Exclusive: Over 900 Health Workers Have Died of COVID-19. And the Toll Is Rising.
KHN and The Guardian unveil an interactive database documenting front-line health care worker deaths. The majority of them are people of color — and nurses face the highest toll.
Without Federal Protections, Farm Workers Risk Coronavirus Infection to Harvest Crops
Skeptics say the lack of enforceable federal safety standards geared toward the coronavirus allows these employers to prioritize the harvest over worker safety.
Two emergency room doctors, one in New York and the other in Houston, discuss their cities’ coronavirus outbreaks — and responses.
Poor information-sharing between hospitals and public health agencies has hurt the response to the pandemic. Some health care systems and IT companies are making inroads, but an overhaul would cost billions.
The first known coronavirus patient in the U.S. to undergo a double lung transplant is now strong enough to share the story of her ordeal.
The Democratic presidential ticket is complete, with Joe Biden’s selection of California Sen. Kamala Harris as his running mate. Health has not been a major issue for Harris, whose career priority has been the criminal justice system. But expect Republicans to pounce on her on-again, off-again support for “Medicare for All.” Meanwhile, with Congress still in a stalemate over another round of COVID-19 relief, President Donald Trump is trying to use his executive power to do what lawmakers have not — with mixed success. Kimberly Leonard of Business Insider, Joanne Kenen of Politico and Mary Agnes Carey of KHN join KHN’s Julie Rovner to discuss this and more. Plus, for extra credit, the panelists recommend their favorite health stories of the week they think you should read, too.
A database of deaths compiled by KHN and The Guardian includes a significant minority under 30, leaving shattered dreams and devastated families.
Massachusetts offers support and resources for people isolating because of COVID-19 — helping them make choices that keep everyone safe. Experts say that is work that more states need to fund.
About 70 college students are enrolled this summer in a program developed by San Francisco researchers and funded by the National Institutes of Health that allows them to explore the pandemic’s impact on communities facing health disparities.
KHN’s Julie Rovner appears on WDET’s “Detroit Today” to discuss the future of telemedicine.
The pandemic is racing through packed apartment blocks as Mexican and Central American workers bring the virus home to their families.
New research suggests the pandemic’s deaths are taking an enormous toll on surviving family members and worrisome ripple effects may linger for years.
Many physicians were forced to close their offices — or at least see only emergency cases — when the pandemic struck. Because they are generally paid piecemeal for every service, they suffered big losses, leading to layoffs and pay cuts. Some doctors say they now are looking to overhaul the way they get paid.
Hospital employees say they must choose between their paychecks and their health or that of their families. Returning to work with symptoms also risks infection among the patients they are meant to heal.

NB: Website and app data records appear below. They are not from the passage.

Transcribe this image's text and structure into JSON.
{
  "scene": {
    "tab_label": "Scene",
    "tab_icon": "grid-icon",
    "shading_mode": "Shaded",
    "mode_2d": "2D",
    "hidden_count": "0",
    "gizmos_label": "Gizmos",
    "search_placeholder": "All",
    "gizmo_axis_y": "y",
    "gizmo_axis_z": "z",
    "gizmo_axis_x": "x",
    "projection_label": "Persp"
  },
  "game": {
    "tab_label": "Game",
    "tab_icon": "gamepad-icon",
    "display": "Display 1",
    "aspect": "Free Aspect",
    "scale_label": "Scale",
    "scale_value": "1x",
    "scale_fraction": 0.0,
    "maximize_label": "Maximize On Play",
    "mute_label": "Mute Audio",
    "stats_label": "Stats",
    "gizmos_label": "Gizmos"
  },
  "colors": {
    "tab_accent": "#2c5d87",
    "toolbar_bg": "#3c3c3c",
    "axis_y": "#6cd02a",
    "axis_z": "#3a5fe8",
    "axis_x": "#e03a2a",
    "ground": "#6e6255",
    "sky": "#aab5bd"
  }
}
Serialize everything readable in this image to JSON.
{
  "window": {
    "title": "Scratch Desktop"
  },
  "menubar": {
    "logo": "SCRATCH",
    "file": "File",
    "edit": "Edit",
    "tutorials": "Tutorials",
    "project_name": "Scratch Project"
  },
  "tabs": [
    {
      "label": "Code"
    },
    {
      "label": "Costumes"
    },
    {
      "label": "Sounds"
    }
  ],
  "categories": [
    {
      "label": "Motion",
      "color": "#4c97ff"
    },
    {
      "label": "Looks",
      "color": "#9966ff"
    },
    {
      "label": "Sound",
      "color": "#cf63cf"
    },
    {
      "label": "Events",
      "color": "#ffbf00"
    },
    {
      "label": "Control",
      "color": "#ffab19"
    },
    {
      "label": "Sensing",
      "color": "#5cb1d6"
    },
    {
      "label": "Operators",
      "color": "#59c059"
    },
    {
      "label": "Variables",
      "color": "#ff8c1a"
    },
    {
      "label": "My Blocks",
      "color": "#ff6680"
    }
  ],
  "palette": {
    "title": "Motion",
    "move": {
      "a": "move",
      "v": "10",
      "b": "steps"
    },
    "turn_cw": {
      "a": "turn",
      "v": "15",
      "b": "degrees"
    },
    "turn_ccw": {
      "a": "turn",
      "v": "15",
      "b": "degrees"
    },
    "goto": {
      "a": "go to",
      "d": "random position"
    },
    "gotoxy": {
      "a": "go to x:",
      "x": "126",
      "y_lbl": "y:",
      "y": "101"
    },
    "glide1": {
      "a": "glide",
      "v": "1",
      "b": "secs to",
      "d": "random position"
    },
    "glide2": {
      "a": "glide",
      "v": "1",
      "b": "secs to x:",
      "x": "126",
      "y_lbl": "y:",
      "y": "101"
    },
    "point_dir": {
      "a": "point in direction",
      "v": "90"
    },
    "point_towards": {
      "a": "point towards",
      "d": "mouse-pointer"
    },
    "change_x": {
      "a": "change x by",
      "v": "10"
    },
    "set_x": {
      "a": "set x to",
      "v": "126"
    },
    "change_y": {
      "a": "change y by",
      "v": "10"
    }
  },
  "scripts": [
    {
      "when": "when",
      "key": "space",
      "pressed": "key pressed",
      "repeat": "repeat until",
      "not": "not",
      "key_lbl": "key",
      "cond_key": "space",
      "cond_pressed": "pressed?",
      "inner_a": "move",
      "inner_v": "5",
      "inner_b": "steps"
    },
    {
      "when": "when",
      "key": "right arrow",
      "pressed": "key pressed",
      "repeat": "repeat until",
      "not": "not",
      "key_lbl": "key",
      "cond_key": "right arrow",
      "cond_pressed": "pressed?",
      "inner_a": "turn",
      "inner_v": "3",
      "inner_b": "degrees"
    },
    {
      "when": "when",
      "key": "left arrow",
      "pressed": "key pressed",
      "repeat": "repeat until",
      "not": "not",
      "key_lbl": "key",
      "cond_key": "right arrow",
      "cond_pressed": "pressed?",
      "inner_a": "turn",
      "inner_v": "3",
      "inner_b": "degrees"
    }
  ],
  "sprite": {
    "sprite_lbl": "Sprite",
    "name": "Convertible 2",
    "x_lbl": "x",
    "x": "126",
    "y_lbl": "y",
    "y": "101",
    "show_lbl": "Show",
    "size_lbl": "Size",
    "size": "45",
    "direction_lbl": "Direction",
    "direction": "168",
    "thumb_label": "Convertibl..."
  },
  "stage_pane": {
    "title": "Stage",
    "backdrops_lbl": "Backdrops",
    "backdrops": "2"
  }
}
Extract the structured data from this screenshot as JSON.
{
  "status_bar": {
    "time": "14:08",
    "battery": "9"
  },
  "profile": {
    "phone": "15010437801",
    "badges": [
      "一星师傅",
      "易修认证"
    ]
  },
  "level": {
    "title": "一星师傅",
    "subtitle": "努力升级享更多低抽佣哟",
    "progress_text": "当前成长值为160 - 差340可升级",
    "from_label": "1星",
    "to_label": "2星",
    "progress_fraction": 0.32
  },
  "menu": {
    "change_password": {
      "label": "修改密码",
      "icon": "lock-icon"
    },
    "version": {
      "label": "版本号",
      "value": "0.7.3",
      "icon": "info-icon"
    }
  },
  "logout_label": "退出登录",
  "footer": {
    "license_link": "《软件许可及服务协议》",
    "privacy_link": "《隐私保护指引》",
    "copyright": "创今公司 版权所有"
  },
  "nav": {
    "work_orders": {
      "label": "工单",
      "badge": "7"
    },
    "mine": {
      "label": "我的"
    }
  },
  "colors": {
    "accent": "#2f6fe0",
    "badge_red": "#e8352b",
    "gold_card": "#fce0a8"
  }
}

KHN and The Guardian unveil an interactive database, featuring the life stories of health care workers who died from COVID-19 and what happened in their final days. We investigate: Did so many have to die?
A review by KHN and the Associated Press finds at least 49 state and local public health leaders have resigned, retired or been fired since April across 23 states. One of the latest departures came Sunday, when California’s public health director was ousted.
“Lost on the Frontline” is an ongoing project by Kaiser Health News and The Guardian that aims to document the lives of health care workers in the U.S. who died from COVID 19, and to investigate why so many are victims of the disease.
Half of the money the Trump administration gave dialysis companies was collected by Fresenius, an international juggernaut with a robust balance sheet, a KHN analysis has found.
Newsletter editor Lauren Olsen wades through hundreds of health care policy stories each week, so you don’t have to.